It is probable that through history the majority of so called Socialists who have achieved and grimly maintained power until their society collapses under the dead weight of extreme socialism (as Churchill said, 'the problem is they eventually run out of other people's money') have been the first... just corrupt shadows of their original so called beliefs. This would include almost any socialist government elected over too long periods in Southern and Eastern Europe (and Ireland, which counts as 'southern') or in Central or South America. They just slowly drag their countries down to a level of poverty and violence that it was their stated intention to replace with their idealised utopia. (Prime examples of mouthing without meaning would include Stalin, the Castro's, Chavez, and the current dynasty in North Korea.)

The real problem though, is the ones who continue to believe in their dream, and are willing to do whatever it takes, including seizing all power for themselves, to see it happen. Cromwell, Robespierre, Lenin, Mao, Pol Pot, Idi Amin, Mugabe, and Adolf Hitler are all 'conviction' socialists (almost all of them with some sort of claim to be elected leaders of republican forms of government) who took their societies to the extremes they felt were necessary to achieve the purity they genuinely believed in...

Historically, socialism for the goal of a safety net will inevitably reduce the overall living standards, education, employment, and opportunities, of a society... but not necessarily destroy it completely. (Or at least not yet, in the cases of places like Scandinavia which are back-pedalling fast on the excesses that reduced the PIIGS Portugal, Italy, Ireland, Greece and Spain - to basket cases with up to 50% youth unemployment). It can even be argued that some of this equalisation might be a good thing, but the long term reduction of living standards over the admittedly less pleasant chaos of more free flowing capitalism is the inevitable price.

But historically Socialism for the goal of a fantasy ideal of universal equality and wealth will lead to the nastiest and most bloody dictatorships in human history. (On a scale that would make even a tribal barbarian lunatic like Genghis Khan green with envy.)

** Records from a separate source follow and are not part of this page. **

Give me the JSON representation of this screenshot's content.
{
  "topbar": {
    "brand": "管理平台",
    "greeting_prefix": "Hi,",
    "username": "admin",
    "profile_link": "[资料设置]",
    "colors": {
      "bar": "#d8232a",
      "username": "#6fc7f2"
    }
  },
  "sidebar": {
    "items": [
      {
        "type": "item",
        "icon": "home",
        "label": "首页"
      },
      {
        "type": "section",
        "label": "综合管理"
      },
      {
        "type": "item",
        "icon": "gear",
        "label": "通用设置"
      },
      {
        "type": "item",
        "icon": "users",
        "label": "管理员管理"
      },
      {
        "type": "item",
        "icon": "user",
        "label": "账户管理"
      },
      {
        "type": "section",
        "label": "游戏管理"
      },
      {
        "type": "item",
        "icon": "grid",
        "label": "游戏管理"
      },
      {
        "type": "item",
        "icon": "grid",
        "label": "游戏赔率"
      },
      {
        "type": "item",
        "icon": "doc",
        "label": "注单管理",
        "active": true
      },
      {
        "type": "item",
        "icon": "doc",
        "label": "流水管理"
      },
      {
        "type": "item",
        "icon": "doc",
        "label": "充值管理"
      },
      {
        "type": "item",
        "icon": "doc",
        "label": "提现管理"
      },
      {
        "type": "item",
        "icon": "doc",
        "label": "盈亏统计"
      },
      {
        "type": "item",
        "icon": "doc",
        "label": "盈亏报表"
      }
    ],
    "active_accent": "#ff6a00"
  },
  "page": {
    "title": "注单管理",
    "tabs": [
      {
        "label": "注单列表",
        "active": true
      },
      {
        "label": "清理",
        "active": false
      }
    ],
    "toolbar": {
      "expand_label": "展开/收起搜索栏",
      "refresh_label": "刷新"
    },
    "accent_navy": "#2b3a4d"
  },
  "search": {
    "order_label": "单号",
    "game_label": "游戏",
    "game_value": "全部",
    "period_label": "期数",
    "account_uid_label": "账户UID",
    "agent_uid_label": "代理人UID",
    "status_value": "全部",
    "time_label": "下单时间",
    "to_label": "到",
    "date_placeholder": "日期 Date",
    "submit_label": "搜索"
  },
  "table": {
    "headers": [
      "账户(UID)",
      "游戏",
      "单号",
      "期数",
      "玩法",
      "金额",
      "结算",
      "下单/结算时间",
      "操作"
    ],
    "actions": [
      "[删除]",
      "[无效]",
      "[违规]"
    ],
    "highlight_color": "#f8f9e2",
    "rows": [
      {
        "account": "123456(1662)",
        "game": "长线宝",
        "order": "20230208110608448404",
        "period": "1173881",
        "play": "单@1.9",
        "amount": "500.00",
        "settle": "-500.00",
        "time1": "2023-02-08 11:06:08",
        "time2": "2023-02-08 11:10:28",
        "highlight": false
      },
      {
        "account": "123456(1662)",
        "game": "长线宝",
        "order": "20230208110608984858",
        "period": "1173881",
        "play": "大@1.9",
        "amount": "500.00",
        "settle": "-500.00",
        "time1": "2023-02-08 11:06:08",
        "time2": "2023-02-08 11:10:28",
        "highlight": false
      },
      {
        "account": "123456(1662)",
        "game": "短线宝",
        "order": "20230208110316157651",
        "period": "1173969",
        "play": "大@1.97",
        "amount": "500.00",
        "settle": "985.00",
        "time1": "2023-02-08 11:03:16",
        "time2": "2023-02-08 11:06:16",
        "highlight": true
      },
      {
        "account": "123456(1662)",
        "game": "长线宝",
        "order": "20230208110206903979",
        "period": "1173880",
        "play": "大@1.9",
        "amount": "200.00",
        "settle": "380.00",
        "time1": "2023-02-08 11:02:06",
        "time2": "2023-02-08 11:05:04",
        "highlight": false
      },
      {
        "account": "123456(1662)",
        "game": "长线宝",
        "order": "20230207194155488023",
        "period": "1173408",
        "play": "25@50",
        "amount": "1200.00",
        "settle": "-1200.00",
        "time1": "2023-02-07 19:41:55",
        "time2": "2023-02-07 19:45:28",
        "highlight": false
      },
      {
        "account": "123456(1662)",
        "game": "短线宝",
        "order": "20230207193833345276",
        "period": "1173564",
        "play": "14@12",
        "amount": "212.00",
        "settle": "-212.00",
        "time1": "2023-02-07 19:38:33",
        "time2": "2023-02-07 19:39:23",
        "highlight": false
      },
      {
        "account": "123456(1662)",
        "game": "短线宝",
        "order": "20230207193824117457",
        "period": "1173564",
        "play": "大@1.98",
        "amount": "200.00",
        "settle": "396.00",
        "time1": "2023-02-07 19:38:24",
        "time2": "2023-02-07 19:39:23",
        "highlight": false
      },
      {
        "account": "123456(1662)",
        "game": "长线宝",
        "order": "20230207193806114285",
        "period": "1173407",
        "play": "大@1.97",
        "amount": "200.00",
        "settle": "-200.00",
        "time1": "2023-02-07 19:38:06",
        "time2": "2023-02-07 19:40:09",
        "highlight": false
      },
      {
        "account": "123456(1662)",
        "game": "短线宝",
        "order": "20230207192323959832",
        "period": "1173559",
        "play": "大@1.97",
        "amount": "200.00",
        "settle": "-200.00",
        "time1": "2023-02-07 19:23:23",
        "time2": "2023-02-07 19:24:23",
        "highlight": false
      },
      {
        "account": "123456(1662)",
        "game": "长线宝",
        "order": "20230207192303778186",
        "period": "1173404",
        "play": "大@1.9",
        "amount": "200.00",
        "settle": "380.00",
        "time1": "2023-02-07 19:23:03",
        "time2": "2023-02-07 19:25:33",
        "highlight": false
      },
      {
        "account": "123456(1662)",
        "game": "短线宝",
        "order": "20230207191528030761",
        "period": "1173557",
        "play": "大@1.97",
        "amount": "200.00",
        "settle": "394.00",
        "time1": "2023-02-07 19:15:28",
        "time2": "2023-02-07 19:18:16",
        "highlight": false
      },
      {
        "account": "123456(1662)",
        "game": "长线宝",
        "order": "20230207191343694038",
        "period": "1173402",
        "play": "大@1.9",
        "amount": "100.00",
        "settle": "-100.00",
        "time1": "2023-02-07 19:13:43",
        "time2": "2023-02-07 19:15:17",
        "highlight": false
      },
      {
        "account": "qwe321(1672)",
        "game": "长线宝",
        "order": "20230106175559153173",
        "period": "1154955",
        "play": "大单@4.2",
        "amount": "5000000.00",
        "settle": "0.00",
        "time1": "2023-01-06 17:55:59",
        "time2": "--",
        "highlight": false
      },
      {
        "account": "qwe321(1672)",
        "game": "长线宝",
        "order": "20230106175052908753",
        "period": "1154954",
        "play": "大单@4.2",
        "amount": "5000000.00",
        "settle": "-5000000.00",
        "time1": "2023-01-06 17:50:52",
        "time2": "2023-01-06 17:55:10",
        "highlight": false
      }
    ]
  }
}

If you love the idea of 'safety net socialism', as I do, and are willing to accept a limited diminution in overall living standards to achieve it: be very, very afraid of the 'ideal' of 'perfect Socialism'. The more people unreflectingly pursue an impossible dream, the less chance the reflecting have of achieving some sort of reality.